## ENTRIES SUPPLIED

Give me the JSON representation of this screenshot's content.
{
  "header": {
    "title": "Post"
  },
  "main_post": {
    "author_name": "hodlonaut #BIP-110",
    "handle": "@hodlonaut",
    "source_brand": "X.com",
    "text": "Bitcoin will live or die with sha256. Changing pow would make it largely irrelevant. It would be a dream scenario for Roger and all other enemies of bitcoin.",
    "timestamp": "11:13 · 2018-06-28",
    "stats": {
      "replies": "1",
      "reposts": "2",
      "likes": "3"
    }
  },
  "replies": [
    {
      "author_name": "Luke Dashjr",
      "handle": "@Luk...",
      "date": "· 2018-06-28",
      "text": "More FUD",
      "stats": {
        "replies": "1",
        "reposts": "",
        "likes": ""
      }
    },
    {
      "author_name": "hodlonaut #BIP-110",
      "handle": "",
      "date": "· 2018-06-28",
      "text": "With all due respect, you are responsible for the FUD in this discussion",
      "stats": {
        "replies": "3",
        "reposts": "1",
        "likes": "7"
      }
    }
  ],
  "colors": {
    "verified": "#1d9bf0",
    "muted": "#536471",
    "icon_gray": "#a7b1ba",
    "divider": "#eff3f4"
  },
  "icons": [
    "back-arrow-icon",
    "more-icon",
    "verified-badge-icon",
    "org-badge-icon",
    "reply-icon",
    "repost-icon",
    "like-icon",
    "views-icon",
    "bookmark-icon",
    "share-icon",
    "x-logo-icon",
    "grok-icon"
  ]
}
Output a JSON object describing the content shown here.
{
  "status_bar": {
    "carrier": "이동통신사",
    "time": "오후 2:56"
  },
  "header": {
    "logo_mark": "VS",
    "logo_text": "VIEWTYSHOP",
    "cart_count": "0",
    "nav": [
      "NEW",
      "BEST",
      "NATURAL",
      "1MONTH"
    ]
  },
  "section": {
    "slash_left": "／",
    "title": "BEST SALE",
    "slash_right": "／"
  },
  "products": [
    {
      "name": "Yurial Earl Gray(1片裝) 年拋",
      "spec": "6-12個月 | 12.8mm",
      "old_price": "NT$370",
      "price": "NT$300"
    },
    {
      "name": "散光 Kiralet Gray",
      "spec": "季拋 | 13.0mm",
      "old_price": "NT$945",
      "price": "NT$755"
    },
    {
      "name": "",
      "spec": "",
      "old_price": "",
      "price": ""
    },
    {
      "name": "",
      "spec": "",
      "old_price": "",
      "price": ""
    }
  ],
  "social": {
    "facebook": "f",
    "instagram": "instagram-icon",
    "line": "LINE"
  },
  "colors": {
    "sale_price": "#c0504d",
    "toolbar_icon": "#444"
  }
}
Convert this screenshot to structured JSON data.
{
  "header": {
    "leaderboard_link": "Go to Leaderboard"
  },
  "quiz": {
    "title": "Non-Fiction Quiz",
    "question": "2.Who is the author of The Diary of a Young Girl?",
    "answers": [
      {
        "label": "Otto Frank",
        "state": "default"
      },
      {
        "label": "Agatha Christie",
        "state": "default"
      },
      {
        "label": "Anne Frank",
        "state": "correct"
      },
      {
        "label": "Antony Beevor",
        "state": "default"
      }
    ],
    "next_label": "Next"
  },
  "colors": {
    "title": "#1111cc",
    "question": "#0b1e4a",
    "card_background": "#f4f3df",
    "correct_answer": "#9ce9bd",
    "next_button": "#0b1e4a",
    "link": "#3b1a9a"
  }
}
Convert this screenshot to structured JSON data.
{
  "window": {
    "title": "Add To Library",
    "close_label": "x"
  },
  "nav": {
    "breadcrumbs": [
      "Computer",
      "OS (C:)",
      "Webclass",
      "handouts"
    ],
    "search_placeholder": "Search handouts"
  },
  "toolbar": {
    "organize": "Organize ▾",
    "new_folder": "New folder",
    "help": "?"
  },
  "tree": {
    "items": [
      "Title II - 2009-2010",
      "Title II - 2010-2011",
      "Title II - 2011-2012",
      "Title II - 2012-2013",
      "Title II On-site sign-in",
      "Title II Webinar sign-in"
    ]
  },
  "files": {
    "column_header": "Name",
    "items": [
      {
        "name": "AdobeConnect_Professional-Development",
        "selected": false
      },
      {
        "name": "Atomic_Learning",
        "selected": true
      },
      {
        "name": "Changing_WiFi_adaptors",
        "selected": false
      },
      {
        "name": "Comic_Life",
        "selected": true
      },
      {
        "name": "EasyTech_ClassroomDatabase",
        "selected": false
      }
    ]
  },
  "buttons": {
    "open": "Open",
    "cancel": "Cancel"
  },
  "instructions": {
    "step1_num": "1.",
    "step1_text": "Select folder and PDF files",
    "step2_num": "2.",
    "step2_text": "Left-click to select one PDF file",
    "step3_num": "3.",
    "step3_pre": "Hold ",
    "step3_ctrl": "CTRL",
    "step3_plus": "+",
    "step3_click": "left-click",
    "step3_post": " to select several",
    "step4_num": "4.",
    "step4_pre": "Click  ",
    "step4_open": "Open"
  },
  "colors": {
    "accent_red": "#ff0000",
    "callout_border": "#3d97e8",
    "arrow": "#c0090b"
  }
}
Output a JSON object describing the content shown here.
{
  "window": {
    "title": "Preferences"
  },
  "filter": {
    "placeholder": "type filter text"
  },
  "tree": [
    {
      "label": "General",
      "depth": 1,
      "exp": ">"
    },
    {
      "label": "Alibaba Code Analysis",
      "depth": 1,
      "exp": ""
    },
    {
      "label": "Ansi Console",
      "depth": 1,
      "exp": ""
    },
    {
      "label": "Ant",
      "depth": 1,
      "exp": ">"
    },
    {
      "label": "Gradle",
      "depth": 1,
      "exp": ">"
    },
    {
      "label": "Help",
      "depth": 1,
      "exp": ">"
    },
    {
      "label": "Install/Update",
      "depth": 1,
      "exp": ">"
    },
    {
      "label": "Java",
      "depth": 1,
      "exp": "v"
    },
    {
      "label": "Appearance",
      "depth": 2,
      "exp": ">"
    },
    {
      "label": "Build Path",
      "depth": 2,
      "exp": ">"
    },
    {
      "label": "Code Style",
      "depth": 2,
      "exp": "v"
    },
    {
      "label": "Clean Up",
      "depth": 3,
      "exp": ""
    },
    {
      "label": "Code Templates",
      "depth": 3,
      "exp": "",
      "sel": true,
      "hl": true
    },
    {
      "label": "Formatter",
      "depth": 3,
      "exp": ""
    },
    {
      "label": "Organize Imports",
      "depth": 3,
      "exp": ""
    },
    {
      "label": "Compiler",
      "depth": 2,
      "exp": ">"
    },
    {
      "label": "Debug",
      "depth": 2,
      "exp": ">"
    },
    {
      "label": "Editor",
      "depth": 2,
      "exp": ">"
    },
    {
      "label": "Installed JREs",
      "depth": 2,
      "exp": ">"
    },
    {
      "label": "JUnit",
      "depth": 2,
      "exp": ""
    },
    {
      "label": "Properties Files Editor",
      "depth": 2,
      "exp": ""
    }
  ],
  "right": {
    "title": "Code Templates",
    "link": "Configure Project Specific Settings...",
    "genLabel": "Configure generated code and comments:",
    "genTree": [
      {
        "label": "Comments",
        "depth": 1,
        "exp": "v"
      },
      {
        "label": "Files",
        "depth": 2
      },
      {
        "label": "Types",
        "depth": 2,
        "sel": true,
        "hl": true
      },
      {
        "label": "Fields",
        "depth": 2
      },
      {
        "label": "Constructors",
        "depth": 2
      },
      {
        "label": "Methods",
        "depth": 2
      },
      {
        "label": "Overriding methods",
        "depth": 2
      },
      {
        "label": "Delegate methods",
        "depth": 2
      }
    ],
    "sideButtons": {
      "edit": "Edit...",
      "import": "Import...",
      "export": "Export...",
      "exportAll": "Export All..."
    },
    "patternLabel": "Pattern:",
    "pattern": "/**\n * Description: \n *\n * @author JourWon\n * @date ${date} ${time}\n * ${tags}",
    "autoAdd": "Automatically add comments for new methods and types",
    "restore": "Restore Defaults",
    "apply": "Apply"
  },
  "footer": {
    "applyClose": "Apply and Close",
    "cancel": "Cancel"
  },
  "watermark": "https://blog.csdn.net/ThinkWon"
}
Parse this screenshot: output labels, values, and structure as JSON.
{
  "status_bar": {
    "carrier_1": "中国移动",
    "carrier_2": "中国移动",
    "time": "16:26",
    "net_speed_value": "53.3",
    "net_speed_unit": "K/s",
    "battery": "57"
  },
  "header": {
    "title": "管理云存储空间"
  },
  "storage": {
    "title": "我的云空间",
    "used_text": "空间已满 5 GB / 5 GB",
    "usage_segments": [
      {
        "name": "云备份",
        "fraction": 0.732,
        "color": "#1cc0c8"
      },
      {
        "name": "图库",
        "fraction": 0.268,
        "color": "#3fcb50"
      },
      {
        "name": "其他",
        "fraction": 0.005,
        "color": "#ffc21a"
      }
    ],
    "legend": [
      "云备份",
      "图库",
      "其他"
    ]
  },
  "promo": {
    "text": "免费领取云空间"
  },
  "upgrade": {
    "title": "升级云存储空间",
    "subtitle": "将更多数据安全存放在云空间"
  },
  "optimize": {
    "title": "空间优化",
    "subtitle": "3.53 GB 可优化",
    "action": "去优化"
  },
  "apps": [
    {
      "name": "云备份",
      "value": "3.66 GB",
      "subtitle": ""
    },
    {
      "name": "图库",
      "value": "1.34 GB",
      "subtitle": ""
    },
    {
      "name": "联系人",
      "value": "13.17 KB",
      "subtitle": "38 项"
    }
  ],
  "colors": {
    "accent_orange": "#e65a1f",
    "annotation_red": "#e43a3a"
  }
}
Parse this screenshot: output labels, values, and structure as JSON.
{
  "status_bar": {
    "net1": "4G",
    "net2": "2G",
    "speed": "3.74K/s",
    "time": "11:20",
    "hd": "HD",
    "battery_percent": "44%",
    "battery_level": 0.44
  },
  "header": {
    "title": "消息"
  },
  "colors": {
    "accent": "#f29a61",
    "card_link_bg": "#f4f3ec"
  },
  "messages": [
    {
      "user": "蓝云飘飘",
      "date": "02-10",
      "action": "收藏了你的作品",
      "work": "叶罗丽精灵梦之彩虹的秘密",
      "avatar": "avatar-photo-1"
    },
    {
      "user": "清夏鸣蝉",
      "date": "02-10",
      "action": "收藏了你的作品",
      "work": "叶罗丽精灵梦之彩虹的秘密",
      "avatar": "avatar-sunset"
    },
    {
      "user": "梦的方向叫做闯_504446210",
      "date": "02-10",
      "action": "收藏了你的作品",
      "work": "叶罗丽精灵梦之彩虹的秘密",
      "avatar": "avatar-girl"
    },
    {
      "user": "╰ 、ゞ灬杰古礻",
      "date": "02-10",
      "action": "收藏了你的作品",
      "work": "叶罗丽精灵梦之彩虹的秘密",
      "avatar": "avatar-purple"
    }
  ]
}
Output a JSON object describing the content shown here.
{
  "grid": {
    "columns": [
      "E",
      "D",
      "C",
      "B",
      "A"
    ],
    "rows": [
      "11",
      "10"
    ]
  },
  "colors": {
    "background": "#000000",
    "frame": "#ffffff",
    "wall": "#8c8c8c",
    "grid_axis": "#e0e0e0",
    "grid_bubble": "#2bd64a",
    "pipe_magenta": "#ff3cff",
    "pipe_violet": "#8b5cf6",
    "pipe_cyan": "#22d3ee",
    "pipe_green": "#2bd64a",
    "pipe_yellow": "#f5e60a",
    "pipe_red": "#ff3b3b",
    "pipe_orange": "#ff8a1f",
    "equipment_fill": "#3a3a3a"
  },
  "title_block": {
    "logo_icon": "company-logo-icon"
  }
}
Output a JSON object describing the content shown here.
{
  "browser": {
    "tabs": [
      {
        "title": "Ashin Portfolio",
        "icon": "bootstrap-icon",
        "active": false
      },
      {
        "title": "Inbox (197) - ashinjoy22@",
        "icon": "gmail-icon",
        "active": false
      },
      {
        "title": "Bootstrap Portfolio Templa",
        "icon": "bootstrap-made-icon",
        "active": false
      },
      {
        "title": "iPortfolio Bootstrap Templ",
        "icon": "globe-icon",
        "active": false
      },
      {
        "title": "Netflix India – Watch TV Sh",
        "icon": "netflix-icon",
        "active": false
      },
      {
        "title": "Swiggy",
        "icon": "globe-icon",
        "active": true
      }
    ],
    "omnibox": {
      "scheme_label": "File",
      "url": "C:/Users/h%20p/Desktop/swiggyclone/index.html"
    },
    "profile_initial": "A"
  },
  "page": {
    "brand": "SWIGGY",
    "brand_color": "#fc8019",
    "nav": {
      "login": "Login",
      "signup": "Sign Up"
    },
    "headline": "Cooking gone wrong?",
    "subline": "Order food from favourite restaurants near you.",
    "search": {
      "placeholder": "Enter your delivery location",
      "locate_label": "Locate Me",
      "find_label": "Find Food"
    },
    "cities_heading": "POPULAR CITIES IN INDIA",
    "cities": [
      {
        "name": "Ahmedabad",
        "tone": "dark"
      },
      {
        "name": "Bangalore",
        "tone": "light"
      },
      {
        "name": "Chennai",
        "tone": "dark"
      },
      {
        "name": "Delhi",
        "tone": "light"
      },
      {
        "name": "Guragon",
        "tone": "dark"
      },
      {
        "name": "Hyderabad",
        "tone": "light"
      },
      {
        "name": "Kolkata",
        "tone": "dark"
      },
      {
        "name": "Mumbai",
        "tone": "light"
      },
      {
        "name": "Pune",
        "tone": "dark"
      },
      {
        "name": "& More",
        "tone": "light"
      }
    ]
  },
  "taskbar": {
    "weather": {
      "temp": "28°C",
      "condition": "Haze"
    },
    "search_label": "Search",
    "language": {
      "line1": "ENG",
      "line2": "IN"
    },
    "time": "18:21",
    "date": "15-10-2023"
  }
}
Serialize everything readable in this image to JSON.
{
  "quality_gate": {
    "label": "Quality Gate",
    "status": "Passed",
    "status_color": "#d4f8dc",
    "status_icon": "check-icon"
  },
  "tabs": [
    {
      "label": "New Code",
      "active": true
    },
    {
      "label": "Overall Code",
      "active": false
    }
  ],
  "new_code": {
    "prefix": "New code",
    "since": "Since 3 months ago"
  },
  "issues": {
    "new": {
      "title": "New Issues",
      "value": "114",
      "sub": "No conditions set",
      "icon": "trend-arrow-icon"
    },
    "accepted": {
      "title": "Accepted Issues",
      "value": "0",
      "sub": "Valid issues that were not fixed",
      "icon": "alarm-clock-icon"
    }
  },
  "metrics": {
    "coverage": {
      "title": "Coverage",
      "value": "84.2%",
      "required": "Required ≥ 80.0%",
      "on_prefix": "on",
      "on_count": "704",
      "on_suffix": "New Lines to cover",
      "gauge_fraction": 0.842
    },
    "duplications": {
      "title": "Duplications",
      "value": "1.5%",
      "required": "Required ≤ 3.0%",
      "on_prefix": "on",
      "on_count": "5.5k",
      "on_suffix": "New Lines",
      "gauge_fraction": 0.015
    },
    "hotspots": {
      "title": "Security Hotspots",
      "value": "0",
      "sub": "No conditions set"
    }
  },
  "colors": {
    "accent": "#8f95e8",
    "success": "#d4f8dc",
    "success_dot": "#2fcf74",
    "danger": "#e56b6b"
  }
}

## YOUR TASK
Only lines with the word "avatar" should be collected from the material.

## ANSWER FOR THIS EXERCISE
      "avatar": "avatar-photo-1"
      "avatar": "avatar-sunset"
      "avatar": "avatar-girl"
      "avatar": "avatar-purple"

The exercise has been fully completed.